Man Man frontman Honus Honus, aka Ryan Kattner, is a Jedi master of deadpan delivery, even while crammed in a van with five other guys and a pile of gear.
"We've been touring a lot," he remarks wearily. "We don't even own a van. We rent a van. We don't own a trailer, but we definitely need a trailer."
He pauses for a moment, and in the background, Notorious B.I.G. booms out of low-budg speakers.
"I feel like I'm in a piñata."
That's what you get for being in a band that in 2005 Rolling Stone dubbed the Best Stage Show at South-by-Southwest. The Philly boys worship at the experimental altar of Frank Zappa and Tom Waits and list Lord of the Flies, Aztec rituals and the Jerky Boys as influences on their MySpace page. They've been known to don tennis outfits and war paint on stage, and they tear through electrifying sets without pause.
Tinkling piano, wheezing accordion, tinny horns, jazzy flute noodling and shoo-do-be-do girl choruses tangle with gravelly vocals and blood-drawing shards of synthesizer and guitar. Waltzes erupt into indecipherable noise and a screamo assault comes to a jarring halt with slow-bowed cello.

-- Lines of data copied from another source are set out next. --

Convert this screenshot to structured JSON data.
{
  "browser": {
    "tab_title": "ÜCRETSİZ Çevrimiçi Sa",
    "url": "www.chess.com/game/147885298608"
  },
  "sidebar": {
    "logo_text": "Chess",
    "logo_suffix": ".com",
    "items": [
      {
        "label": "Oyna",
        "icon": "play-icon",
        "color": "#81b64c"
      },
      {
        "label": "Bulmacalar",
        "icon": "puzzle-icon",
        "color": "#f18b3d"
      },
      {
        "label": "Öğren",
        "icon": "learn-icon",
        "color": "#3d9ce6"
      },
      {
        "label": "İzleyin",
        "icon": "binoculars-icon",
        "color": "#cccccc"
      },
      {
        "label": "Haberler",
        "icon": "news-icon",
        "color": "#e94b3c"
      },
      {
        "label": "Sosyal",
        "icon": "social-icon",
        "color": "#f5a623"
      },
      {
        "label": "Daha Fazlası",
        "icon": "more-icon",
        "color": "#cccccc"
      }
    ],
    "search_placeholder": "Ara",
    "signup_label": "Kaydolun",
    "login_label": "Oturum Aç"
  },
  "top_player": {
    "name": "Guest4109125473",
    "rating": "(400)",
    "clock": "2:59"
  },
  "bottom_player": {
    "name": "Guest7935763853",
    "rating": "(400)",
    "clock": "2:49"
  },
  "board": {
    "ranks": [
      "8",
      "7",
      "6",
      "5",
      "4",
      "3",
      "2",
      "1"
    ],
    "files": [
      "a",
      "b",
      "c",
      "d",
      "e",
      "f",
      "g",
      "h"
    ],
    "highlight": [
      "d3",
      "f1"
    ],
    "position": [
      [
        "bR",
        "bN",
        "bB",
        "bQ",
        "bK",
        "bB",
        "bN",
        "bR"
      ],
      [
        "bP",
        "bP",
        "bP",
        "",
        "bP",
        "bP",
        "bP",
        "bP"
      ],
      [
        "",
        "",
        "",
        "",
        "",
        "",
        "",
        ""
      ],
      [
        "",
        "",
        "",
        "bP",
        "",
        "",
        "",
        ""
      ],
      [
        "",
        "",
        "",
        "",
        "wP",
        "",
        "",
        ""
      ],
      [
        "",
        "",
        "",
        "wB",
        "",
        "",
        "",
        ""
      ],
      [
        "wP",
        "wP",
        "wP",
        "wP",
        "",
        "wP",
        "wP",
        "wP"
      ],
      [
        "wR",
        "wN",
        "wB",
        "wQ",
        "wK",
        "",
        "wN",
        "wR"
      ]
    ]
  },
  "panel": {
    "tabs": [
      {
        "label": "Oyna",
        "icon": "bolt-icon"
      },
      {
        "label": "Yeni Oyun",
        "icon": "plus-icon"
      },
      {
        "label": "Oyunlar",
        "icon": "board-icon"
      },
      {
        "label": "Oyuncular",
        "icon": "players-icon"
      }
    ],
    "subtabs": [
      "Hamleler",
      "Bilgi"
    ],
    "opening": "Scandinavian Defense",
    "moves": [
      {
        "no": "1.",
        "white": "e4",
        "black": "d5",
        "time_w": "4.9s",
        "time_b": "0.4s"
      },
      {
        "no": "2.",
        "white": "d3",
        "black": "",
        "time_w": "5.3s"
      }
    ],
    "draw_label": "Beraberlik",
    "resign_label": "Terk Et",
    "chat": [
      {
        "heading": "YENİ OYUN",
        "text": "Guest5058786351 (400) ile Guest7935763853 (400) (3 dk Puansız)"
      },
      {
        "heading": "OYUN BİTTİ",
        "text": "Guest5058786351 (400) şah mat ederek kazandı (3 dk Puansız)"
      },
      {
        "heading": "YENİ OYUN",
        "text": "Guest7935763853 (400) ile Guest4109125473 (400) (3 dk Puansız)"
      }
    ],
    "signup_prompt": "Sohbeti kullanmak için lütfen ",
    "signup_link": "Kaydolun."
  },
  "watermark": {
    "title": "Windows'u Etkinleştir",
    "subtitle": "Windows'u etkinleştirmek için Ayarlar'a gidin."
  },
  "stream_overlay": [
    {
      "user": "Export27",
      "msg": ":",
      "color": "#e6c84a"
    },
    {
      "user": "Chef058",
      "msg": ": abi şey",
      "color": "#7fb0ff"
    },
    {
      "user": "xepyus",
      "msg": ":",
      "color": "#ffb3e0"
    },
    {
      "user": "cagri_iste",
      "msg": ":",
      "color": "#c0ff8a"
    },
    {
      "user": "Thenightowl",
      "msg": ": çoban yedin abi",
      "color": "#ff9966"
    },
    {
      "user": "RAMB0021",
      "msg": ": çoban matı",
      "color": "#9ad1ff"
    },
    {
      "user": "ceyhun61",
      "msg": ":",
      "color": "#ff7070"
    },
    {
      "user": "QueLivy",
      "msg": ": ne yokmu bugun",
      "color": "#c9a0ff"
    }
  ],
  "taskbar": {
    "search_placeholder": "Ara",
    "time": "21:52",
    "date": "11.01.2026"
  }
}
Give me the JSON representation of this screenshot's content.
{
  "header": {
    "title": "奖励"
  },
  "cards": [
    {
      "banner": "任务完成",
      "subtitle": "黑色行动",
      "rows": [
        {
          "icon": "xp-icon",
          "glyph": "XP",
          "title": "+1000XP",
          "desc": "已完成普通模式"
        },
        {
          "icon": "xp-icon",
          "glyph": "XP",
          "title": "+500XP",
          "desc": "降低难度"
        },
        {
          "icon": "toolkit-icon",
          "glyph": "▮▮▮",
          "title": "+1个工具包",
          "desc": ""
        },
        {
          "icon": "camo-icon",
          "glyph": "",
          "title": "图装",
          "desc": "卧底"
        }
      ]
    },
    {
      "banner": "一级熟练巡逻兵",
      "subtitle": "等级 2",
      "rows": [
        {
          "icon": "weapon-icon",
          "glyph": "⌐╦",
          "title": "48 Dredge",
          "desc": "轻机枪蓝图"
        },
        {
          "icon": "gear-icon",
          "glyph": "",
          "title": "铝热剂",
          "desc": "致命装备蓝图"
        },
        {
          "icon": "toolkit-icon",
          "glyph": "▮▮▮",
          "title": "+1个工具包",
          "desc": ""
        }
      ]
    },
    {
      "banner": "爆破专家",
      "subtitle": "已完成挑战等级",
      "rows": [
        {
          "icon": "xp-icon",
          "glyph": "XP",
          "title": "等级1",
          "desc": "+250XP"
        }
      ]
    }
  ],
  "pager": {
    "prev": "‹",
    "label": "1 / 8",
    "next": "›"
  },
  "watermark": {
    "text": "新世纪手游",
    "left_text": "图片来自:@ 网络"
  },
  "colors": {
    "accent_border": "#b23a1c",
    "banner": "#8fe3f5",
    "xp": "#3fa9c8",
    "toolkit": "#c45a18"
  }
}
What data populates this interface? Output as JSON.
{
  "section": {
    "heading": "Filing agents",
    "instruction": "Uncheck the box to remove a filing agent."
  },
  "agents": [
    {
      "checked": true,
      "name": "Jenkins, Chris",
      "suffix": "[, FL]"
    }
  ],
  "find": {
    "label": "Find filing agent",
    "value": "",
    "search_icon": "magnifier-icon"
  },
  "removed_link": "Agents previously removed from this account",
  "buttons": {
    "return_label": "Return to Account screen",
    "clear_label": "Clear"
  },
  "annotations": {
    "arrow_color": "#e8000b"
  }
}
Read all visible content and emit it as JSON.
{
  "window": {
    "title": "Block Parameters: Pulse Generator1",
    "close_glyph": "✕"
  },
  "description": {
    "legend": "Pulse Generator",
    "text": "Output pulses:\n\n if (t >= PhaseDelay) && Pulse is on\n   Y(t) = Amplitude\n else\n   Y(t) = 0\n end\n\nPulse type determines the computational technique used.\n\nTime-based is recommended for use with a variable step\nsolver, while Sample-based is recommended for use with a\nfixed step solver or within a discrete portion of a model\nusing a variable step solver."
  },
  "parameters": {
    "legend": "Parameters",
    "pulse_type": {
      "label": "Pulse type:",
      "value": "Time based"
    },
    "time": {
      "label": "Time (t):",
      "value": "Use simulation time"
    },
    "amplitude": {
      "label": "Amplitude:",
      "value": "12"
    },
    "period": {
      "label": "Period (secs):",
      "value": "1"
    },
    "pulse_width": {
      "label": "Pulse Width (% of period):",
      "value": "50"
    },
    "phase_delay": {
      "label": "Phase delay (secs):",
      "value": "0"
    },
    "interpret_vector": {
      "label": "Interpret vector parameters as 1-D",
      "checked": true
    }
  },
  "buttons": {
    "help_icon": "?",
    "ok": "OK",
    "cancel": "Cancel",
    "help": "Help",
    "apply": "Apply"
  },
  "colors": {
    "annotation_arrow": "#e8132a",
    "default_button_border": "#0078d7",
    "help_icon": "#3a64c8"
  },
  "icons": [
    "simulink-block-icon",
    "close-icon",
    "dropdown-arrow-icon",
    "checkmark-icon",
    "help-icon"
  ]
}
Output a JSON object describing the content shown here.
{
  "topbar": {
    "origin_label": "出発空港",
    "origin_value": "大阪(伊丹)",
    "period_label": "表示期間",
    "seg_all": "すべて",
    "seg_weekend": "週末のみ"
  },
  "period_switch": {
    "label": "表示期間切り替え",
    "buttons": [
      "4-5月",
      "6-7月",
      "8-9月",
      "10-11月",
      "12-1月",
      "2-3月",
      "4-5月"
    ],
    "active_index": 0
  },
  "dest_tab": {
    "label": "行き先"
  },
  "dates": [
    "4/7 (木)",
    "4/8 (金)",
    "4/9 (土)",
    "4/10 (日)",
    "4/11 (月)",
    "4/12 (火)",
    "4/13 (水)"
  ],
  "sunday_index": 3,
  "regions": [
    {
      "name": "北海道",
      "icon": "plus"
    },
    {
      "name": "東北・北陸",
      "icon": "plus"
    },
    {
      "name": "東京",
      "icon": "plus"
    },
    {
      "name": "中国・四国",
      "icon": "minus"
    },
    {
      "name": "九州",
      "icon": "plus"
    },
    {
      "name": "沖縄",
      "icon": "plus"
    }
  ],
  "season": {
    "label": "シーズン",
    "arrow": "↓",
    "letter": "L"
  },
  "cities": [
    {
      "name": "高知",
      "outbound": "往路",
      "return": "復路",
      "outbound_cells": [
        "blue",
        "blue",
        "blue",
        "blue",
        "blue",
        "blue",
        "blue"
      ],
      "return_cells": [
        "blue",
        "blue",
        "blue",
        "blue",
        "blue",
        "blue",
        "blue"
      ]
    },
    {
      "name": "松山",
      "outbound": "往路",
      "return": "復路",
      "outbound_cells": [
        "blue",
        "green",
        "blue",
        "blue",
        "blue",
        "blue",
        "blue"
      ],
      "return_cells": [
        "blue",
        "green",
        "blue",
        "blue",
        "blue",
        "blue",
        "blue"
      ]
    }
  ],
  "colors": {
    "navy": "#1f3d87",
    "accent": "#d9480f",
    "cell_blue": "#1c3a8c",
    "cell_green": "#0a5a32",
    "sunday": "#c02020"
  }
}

It's a circus sideshow. However, Kattner insists, it's not gimmickry.
"We are serious about the music, but we have fun with it," he says. "It's a way to combat any kind of jadedness. You have to have some sense of levity or you'll go motherfucking crazy. I guess we could brood more."
Could the Man Man name be costing them Serious Band Cred?
"Most band names are pretty terrible," Kattner acknowledges. "We just tried to come up with a name that's not as terrible as the rest."
(Kattner and his bandmates one-upped those terribly named bands with terrible stage monikers. Yeah, I'm talking to you, Honus-squared. Oooh, your name comes from a book of spells-double, double toil and trouble that crap back to Charmed.)
Beyond the black-magic references and on-stage hoo-ha, Kattner says Man Man's music has depth.
"I have people tell me all the time that they'll sing the lyrics to our tune and realize it's a dark song. It's more subversive. I don't have any intention of singing about "Don't Eat the Yellow Snow.'"
That last bit refers to the early-'70s Frank Zappa song with a chorus that goes "Nanook, a-no-no/ Don't be a naughty Eskimo." (Amazingly, "Don't Eat the Yellow Snow" got widespread radio airplay and the album, Apostrophe, was one of Zappa's most commercially successful.)
The point of Kattner's comment is that Man Man is about heavier stuff than naughty Nanook. Like beards and mustaches, for example.
"The only problem with a name like [Man Man] is that people write about your facial hair. It just so happens that most of the guys in the band have shaved."
Except Kattner. He's still mustachioed.
And back to that band name: If "Man Man" hadn't passed muster, the guys also kicked around "Moyster"-that's a Jewish oyster-and "Bamboobs."
Still, two albums-2004's The Man in a Blue Turban and 2006's Six Demon Bag-prove the band to be legitimately ambitious. And props from tourmates like Cat Power and Arcade Fire don't hurt, either.
These days, Man Man is sans label and shopping around a new album they expect to finish recording in May. That explains the rented van.
"We're not on a label, so we're footing the bill ourselves. It's exciting. We're running on fumes. The coffers are on empty."
In San Diego, the band will be playing Epicentre in Mira Mesa, a bummer for the over-21 crowd, a coup for the kiddies.
"We try to play all-ages shows whenever possible. I remember not being able to get into a bar or club to see bands. It's great to see kids freak out. They freak out pretty good."
Freaking out is a natural reaction to Man Man, which Kattner describes as an "accidental misstep from other accidental missteps" in his life.
"This," he says with careful emphasis, "is what happens when you don't make the varsity team."
Man Man plays at Epicentre on Friday, April 6. Doors open at 7 p.m. $10-$12. 858-271-4000.